# EXERCISE
Your answer must be every line of the data that contains "世界和平".

Website and app data records:
((

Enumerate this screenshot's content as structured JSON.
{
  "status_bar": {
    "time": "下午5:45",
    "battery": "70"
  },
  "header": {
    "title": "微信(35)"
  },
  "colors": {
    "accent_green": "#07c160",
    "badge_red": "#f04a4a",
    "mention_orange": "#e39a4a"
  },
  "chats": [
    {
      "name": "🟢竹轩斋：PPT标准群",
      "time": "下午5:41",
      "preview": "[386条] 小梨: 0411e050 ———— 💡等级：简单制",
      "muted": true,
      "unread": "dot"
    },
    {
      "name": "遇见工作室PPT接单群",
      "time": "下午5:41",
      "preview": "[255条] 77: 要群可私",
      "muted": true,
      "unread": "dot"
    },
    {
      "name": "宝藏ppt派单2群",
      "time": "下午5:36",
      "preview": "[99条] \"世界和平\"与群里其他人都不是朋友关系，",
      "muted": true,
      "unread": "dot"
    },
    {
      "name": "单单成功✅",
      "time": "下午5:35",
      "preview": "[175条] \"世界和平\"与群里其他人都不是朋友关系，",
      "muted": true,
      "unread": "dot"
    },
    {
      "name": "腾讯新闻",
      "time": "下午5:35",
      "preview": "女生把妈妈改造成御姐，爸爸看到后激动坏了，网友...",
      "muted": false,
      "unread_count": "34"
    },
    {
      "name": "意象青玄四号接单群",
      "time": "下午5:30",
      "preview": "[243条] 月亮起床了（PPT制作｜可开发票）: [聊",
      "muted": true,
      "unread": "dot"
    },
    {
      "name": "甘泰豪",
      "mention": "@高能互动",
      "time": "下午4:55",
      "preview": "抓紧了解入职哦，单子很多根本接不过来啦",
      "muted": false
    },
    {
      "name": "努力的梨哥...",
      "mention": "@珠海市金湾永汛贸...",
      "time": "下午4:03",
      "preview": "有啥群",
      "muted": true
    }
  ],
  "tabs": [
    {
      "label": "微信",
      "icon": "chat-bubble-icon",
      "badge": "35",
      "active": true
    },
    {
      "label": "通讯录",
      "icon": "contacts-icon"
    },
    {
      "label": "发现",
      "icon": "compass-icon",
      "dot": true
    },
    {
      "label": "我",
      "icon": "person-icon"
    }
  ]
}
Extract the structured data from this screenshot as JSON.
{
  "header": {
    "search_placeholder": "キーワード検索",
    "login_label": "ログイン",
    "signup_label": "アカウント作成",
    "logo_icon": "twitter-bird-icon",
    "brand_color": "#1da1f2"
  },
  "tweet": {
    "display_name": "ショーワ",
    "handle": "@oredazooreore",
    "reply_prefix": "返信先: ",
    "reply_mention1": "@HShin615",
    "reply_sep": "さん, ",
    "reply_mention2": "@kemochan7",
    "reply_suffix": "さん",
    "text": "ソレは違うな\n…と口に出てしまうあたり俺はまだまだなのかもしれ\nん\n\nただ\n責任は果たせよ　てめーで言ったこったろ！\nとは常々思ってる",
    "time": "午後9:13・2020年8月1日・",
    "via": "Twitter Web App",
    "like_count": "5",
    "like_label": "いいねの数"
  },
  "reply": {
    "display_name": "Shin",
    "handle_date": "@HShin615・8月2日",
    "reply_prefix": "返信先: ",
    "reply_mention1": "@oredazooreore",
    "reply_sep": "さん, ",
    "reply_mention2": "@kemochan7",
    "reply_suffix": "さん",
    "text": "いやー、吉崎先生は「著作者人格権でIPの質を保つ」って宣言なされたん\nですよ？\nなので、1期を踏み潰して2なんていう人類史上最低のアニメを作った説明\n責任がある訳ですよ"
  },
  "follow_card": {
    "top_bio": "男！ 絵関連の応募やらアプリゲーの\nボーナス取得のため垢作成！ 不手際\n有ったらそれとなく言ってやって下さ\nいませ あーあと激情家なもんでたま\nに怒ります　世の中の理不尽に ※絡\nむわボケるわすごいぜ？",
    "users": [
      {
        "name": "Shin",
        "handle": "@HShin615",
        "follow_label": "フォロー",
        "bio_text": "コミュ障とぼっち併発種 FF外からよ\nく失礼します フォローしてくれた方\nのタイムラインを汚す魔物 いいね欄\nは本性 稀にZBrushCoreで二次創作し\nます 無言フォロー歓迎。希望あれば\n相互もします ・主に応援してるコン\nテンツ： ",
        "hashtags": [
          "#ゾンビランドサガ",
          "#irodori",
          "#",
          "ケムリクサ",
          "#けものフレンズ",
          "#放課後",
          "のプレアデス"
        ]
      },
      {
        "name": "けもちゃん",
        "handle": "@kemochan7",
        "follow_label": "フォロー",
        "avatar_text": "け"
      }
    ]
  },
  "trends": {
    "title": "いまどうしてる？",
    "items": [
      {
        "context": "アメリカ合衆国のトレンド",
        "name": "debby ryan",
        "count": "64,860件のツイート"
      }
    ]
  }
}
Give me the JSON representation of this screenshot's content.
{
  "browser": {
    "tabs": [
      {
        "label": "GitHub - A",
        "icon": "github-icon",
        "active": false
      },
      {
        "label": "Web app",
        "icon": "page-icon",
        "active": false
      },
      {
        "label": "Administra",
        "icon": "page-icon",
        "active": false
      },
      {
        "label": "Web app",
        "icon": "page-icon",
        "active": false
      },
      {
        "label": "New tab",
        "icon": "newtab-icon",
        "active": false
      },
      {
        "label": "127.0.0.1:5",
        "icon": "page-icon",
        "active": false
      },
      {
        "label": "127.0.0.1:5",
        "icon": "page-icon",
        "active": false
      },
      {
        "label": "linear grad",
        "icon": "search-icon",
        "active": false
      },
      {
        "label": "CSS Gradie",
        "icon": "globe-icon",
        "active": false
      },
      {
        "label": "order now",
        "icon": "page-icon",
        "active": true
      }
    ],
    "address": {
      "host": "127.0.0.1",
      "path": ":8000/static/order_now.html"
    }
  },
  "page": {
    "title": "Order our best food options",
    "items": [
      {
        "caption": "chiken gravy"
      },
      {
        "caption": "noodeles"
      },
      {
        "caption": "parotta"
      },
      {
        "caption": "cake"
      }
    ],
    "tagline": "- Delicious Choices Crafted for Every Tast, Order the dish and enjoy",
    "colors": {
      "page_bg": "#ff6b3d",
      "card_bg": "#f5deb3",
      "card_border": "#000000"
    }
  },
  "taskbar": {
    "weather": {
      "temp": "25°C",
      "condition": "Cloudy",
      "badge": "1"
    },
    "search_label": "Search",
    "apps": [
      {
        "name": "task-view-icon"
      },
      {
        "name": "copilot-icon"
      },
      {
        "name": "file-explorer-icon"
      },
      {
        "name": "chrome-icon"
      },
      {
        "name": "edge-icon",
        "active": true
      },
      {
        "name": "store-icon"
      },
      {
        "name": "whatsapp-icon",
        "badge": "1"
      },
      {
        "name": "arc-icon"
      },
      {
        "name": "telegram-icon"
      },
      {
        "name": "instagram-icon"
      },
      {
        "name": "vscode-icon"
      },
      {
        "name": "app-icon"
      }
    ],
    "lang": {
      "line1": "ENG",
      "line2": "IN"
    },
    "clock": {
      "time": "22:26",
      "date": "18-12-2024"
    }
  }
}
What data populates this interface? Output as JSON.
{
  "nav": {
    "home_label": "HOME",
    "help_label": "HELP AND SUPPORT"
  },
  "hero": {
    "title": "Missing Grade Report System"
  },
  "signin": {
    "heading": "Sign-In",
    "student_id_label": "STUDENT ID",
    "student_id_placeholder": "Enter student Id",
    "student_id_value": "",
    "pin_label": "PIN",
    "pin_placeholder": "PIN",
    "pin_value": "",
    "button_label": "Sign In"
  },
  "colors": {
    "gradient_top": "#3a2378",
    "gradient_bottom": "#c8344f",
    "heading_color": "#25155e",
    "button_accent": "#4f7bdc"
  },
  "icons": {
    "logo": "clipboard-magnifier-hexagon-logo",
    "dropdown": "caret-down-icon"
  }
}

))

# ANSWER SPACE
      "preview": "[99条] \"世界和平\"与群里其他人都不是朋友关系，",
      "preview": "[175条] \"世界和平\"与群里其他人都不是朋友关系，",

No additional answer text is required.